Whether you’re learning a few words from language experts or looking up phrases through online dictionaries, you can start online to learn about Cree words and phrases and develop a deeper appreciation of Indigenous languages.
It’s a call for a nation-wide commitment to Reconciliation. After six years of hearings and testimony, the Truth and Reconciliation Commission put forward 94 recommendations to address the “cultural genocide” of Aboriginal peoples through Canada’s residential school system. Listen to interviews on CBC’s As It Happens to hear from the Commissioners
Muffins for Granny Excerpt
Telling the urgent story of how the Canadian residential school system affected her grandmother’s life, filmmaker Nadia McLaren weaves together home movies with accounts from seven other survivors to document this painful period of Canadian history.
If autobiographies are your thing, here are a few titles that will get you started—including The Education of Augie Merasty, Richard Wagamese’s One Native Life, and The Reason You Walk by Wab Kinew. These titles will educate and transform you.
Stolen Children is an 18 minute video from CBC News show The National, which demonstrates how Residential Schools affected survivors and their children and grandchildren.

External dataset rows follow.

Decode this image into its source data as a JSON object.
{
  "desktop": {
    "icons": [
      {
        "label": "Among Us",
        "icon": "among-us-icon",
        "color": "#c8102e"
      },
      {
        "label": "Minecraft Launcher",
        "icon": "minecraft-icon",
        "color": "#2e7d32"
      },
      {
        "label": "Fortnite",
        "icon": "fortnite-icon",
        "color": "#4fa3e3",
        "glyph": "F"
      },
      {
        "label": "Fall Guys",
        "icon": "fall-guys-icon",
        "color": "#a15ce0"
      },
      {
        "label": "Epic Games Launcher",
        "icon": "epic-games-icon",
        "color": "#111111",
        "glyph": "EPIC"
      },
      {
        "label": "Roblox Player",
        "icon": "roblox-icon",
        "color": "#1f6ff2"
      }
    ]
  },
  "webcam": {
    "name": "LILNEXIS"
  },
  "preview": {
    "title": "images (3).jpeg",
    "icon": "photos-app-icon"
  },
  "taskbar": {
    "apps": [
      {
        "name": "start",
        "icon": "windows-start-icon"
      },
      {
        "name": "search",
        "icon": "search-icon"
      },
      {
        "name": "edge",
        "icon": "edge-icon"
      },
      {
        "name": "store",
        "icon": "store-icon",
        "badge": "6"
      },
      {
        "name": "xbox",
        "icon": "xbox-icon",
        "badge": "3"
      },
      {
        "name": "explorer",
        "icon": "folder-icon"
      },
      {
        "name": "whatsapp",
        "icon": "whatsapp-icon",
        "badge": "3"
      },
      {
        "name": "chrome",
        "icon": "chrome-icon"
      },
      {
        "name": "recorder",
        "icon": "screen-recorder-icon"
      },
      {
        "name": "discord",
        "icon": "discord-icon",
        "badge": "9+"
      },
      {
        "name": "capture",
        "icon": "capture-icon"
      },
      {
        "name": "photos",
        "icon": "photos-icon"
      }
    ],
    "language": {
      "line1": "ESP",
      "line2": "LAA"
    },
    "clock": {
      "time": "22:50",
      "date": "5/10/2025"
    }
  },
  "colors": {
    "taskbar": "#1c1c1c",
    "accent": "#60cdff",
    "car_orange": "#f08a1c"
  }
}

This powerful exercise was first published in 1989 by Peggy McIntosh. This link will allow you to download the original article, as well as access useful tools and resources for facilitators. An important step in Reconciliation is recognizing where white privilege exists and working to end inequality.
Heartspeak is about sharing stories that inspire and providing inspirational educational media to support well-being and success. In this segment, Senator Murray Sinclair (Chair, Truth & Reconciliation Commission) provides background on the history of residential schools and the work of the Truth & Reconciliation Commission. He highlights the need to teach the history and intergenerational impact of residential schools and our shared responsibility to forge a new relationship of mutual respect and trust.
“Treaties from 1760 – 1923: Two sides to the story” is a short CBC News article that explores how oral agreements often differed from what appeared in printed documents. (Photo:Library and Archives Canada, Acc. No. 1986-79-1638)